**Try it**
Images excluded, repeat each entry below exactly.

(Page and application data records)
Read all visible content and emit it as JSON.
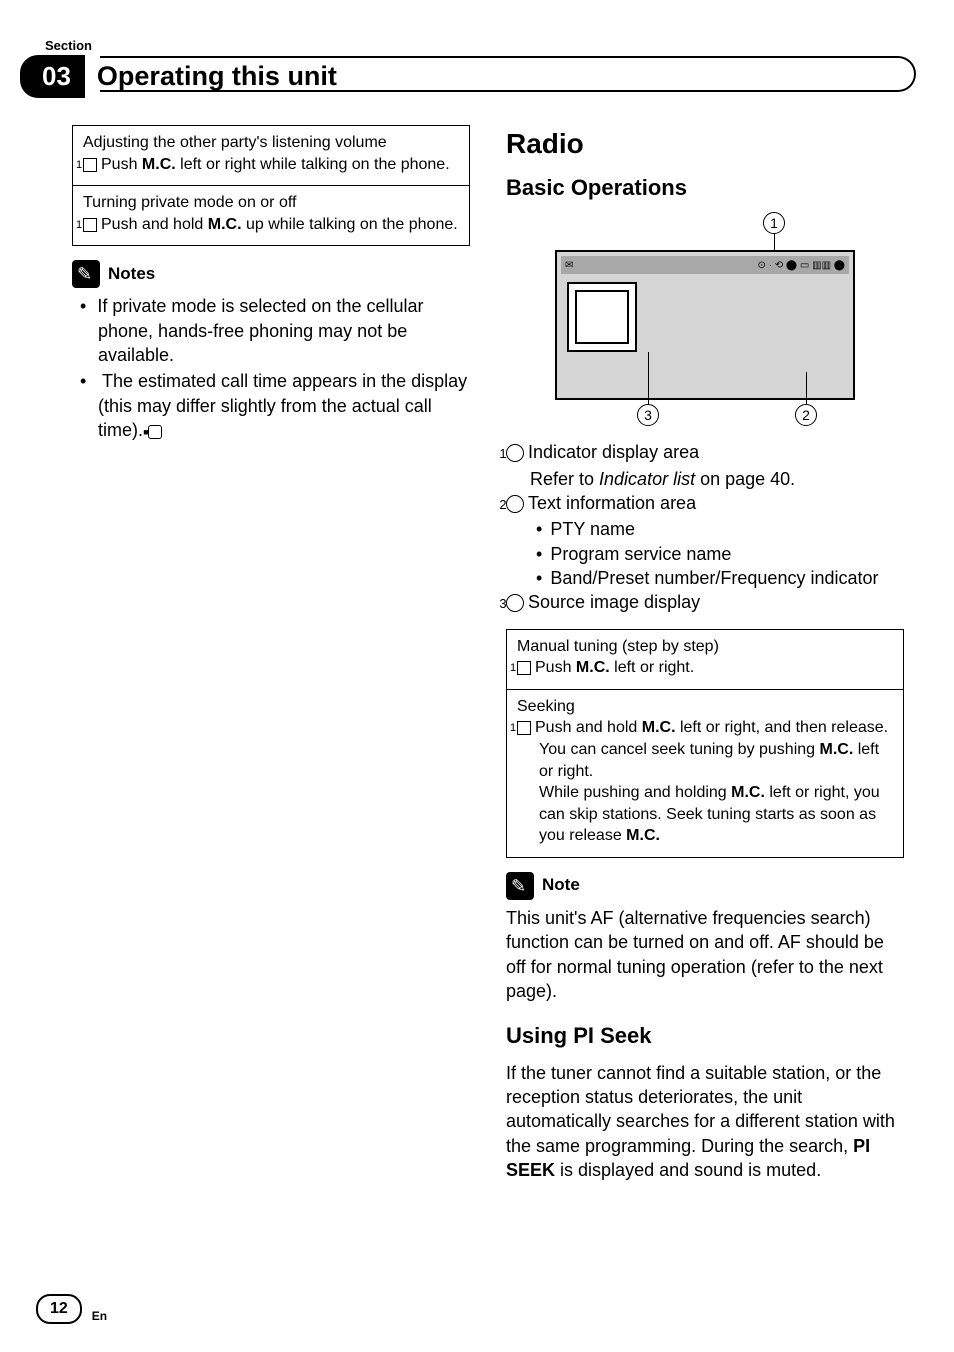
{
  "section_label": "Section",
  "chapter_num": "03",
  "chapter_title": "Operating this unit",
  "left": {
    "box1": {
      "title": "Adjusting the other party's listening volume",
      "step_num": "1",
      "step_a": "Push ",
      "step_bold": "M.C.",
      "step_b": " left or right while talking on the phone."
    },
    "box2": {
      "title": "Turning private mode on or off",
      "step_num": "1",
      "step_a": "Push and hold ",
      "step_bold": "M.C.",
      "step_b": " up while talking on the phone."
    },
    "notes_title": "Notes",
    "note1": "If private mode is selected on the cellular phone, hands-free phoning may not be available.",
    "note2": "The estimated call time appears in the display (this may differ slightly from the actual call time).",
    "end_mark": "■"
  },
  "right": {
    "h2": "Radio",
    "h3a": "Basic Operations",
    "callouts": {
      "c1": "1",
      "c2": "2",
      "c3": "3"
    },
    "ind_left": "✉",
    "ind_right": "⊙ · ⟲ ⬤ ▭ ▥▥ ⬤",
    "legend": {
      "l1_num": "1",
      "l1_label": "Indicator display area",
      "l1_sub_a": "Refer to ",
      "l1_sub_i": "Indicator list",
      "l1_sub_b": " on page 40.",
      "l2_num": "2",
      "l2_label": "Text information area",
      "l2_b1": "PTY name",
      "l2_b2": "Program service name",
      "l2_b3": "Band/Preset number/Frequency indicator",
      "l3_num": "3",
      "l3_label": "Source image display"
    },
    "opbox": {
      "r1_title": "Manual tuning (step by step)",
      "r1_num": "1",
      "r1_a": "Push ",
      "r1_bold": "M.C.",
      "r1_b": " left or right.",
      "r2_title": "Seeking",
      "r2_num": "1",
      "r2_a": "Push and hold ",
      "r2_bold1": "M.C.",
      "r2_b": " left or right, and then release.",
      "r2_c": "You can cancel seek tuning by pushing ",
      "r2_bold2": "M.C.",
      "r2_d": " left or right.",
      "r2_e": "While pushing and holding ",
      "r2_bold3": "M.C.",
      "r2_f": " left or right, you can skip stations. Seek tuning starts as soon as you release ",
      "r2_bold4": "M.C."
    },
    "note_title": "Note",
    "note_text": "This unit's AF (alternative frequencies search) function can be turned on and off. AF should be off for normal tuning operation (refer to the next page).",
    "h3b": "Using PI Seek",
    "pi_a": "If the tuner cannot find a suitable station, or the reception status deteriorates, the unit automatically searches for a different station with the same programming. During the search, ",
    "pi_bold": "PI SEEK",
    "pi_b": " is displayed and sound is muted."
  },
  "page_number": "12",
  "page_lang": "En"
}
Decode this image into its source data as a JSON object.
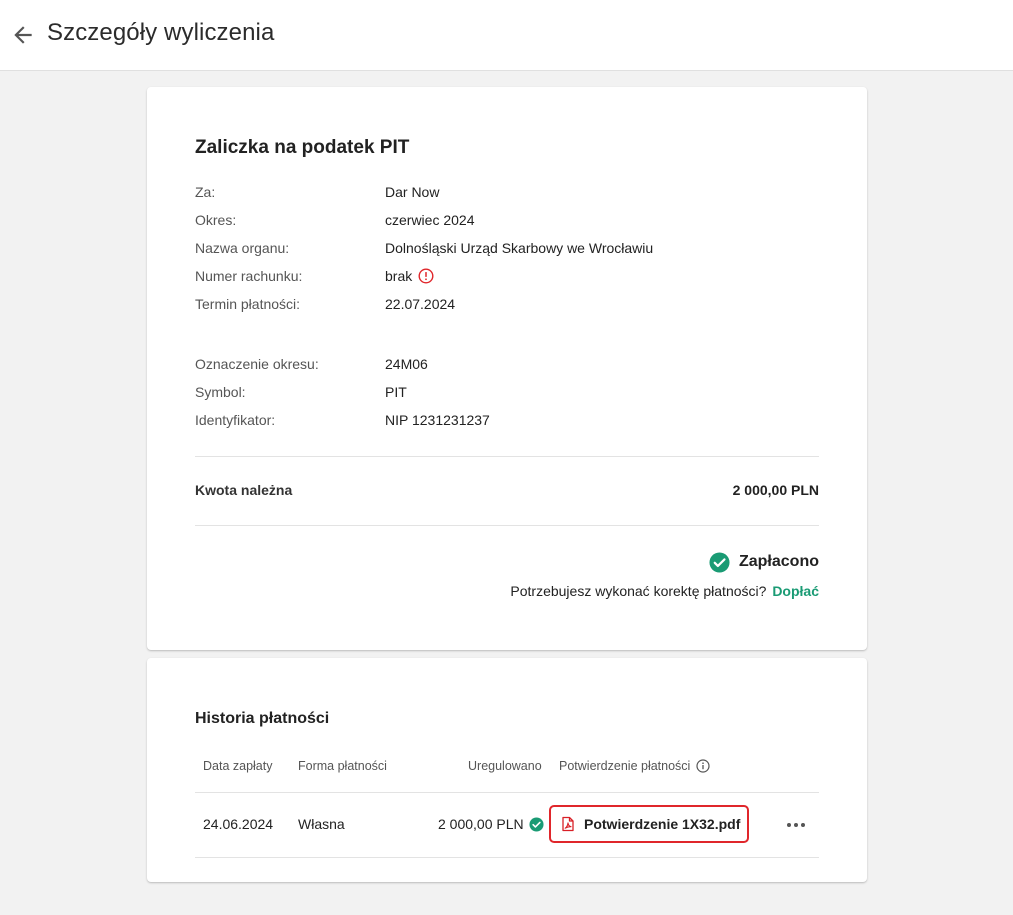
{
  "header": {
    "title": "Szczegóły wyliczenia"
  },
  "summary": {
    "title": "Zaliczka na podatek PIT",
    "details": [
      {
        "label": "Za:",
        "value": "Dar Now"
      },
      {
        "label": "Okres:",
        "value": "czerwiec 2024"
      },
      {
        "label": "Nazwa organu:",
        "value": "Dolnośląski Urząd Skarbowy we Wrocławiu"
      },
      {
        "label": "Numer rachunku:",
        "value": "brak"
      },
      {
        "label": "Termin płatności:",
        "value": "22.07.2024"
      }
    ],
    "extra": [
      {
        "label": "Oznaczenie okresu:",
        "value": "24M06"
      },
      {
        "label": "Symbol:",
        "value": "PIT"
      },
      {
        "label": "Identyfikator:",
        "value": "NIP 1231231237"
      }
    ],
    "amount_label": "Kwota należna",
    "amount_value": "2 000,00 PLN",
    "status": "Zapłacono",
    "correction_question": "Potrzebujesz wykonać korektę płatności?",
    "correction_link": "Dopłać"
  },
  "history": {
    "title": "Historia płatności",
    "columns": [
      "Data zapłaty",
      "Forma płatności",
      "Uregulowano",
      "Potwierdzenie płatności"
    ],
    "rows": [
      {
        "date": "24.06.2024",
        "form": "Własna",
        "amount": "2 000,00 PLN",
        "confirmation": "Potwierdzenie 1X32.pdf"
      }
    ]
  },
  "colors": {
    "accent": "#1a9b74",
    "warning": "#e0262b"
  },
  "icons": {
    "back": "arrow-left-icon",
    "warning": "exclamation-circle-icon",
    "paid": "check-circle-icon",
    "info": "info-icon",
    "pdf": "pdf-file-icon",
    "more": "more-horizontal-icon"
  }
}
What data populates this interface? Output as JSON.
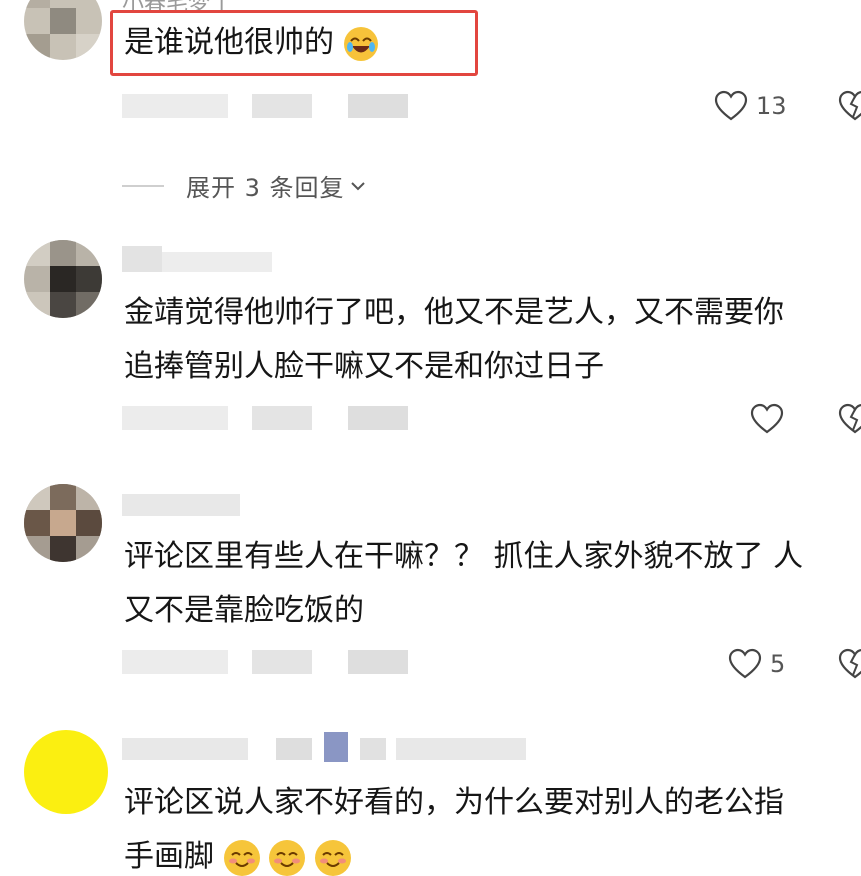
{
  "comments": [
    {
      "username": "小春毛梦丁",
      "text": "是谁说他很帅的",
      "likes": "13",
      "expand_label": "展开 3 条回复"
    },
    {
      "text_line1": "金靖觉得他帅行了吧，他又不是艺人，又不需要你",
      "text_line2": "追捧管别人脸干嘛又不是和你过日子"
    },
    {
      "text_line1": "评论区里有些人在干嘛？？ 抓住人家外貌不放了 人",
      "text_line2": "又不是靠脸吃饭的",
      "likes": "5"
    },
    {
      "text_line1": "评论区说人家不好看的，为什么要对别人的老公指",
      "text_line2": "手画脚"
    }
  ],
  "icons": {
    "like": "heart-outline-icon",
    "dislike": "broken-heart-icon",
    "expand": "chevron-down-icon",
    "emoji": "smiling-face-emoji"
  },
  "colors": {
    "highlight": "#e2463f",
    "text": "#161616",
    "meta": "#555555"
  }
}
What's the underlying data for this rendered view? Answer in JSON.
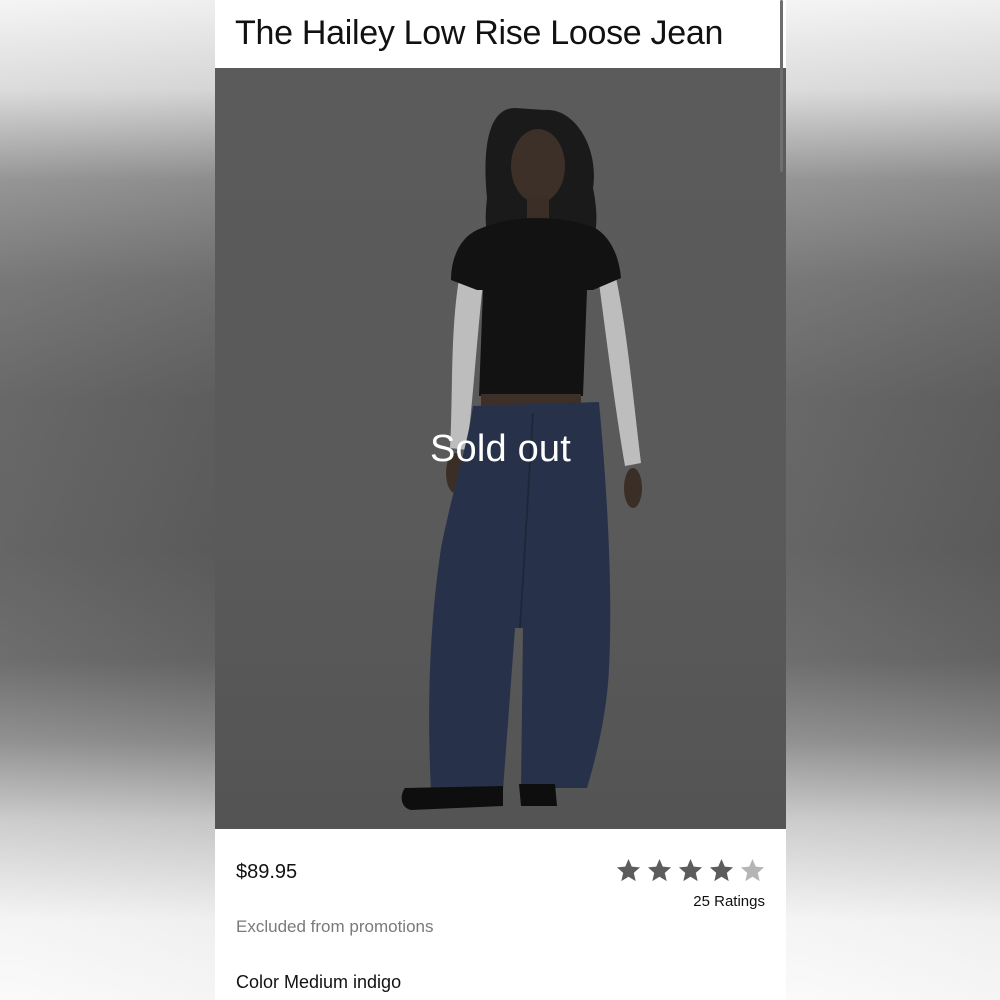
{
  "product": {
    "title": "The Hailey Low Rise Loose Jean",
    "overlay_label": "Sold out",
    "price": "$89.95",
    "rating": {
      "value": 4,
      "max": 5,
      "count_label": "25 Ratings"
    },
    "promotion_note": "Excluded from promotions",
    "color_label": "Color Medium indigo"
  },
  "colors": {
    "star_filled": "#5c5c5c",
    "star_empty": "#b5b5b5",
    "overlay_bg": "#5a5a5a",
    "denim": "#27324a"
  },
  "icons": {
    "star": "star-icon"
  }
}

**Reply to the task**
Read all visible content and emit it as JSON.
{
  "section_label": "Section",
  "chapter_num": "03",
  "chapter_title": "Operating this unit",
  "left": {
    "box1": {
      "title": "Adjusting the other party's listening volume",
      "step_num": "1",
      "step_a": "Push ",
      "step_bold": "M.C.",
      "step_b": " left or right while talking on the phone."
    },
    "box2": {
      "title": "Turning private mode on or off",
      "step_num": "1",
      "step_a": "Push and hold ",
      "step_bold": "M.C.",
      "step_b": " up while talking on the phone."
    },
    "notes_title": "Notes",
    "note1": "If private mode is selected on the cellular phone, hands-free phoning may not be available.",
    "note2": "The estimated call time appears in the display (this may differ slightly from the actual call time).",
    "end_mark": "■"
  },
  "right": {
    "h2": "Radio",
    "h3a": "Basic Operations",
    "callouts": {
      "c1": "1",
      "c2": "2",
      "c3": "3"
    },
    "ind_left": "✉",
    "ind_right": "⊙ · ⟲ ⬤ ▭ ▥▥ ⬤",
    "legend": {
      "l1_num": "1",
      "l1_label": "Indicator display area",
      "l1_sub_a": "Refer to ",
      "l1_sub_i": "Indicator list",
      "l1_sub_b": " on page 40.",
      "l2_num": "2",
      "l2_label": "Text information area",
      "l2_b1": "PTY name",
      "l2_b2": "Program service name",
      "l2_b3": "Band/Preset number/Frequency indicator",
      "l3_num": "3",
      "l3_label": "Source image display"
    },
    "opbox": {
      "r1_title": "Manual tuning (step by step)",
      "r1_num": "1",
      "r1_a": "Push ",
      "r1_bold": "M.C.",
      "r1_b": " left or right.",
      "r2_title": "Seeking",
      "r2_num": "1",
      "r2_a": "Push and hold ",
      "r2_bold1": "M.C.",
      "r2_b": " left or right, and then release.",
      "r2_c": "You can cancel seek tuning by pushing ",
      "r2_bold2": "M.C.",
      "r2_d": " left or right.",
      "r2_e": "While pushing and holding ",
      "r2_bold3": "M.C.",
      "r2_f": " left or right, you can skip stations. Seek tuning starts as soon as you release ",
      "r2_bold4": "M.C."
    },
    "note_title": "Note",
    "note_text": "This unit's AF (alternative frequencies search) function can be turned on and off. AF should be off for normal tuning operation (refer to the next page).",
    "h3b": "Using PI Seek",
    "pi_a": "If the tuner cannot find a suitable station, or the reception status deteriorates, the unit automatically searches for a different station with the same programming. During the search, ",
    "pi_bold": "PI SEEK",
    "pi_b": " is displayed and sound is muted."
  },
  "page_number": "12",
  "page_lang": "En"
}
Decode this image into its source data as a JSON object.
{
  "header": {
    "title": "Szczegóły wyliczenia"
  },
  "summary": {
    "title": "Zaliczka na podatek PIT",
    "details": [
      {
        "label": "Za:",
        "value": "Dar Now"
      },
      {
        "label": "Okres:",
        "value": "czerwiec 2024"
      },
      {
        "label": "Nazwa organu:",
        "value": "Dolnośląski Urząd Skarbowy we Wrocławiu"
      },
      {
        "label": "Numer rachunku:",
        "value": "brak"
      },
      {
        "label": "Termin płatności:",
        "value": "22.07.2024"
      }
    ],
    "extra": [
      {
        "label": "Oznaczenie okresu:",
        "value": "24M06"
      },
      {
        "label": "Symbol:",
        "value": "PIT"
      },
      {
        "label": "Identyfikator:",
        "value": "NIP 1231231237"
      }
    ],
    "amount_label": "Kwota należna",
    "amount_value": "2 000,00 PLN",
    "status": "Zapłacono",
    "correction_question": "Potrzebujesz wykonać korektę płatności?",
    "correction_link": "Dopłać"
  },
  "history": {
    "title": "Historia płatności",
    "columns": [
      "Data zapłaty",
      "Forma płatności",
      "Uregulowano",
      "Potwierdzenie płatności"
    ],
    "rows": [
      {
        "date": "24.06.2024",
        "form": "Własna",
        "amount": "2 000,00 PLN",
        "confirmation": "Potwierdzenie 1X32.pdf"
      }
    ]
  },
  "colors": {
    "accent": "#1a9b74",
    "warning": "#e0262b"
  },
  "icons": {
    "back": "arrow-left-icon",
    "warning": "exclamation-circle-icon",
    "paid": "check-circle-icon",
    "info": "info-icon",
    "pdf": "pdf-file-icon",
    "more": "more-horizontal-icon"
  }
}
What data populates this interface? Output as JSON.
{
  "comments": [
    {
      "username": "小春毛梦丁",
      "text": "是谁说他很帅的",
      "likes": "13",
      "expand_label": "展开 3 条回复"
    },
    {
      "text_line1": "金靖觉得他帅行了吧，他又不是艺人，又不需要你",
      "text_line2": "追捧管别人脸干嘛又不是和你过日子"
    },
    {
      "text_line1": "评论区里有些人在干嘛？？ 抓住人家外貌不放了 人",
      "text_line2": "又不是靠脸吃饭的",
      "likes": "5"
    },
    {
      "text_line1": "评论区说人家不好看的，为什么要对别人的老公指",
      "text_line2": "手画脚"
    }
  ],
  "icons": {
    "like": "heart-outline-icon",
    "dislike": "broken-heart-icon",
    "expand": "chevron-down-icon",
    "emoji": "smiling-face-emoji"
  },
  "colors": {
    "highlight": "#e2463f",
    "text": "#161616",
    "meta": "#555555"
  }
}
What's the underlying data for this rendered view? Answer in JSON.
{
  "product": {
    "title": "The Hailey Low Rise Loose Jean",
    "overlay_label": "Sold out",
    "price": "$89.95",
    "rating": {
      "value": 4,
      "max": 5,
      "count_label": "25 Ratings"
    },
    "promotion_note": "Excluded from promotions",
    "color_label": "Color Medium indigo"
  },
  "colors": {
    "star_filled": "#5c5c5c",
    "star_empty": "#b5b5b5",
    "overlay_bg": "#5a5a5a",
    "denim": "#27324a"
  },
  "icons": {
    "star": "star-icon"
  }
}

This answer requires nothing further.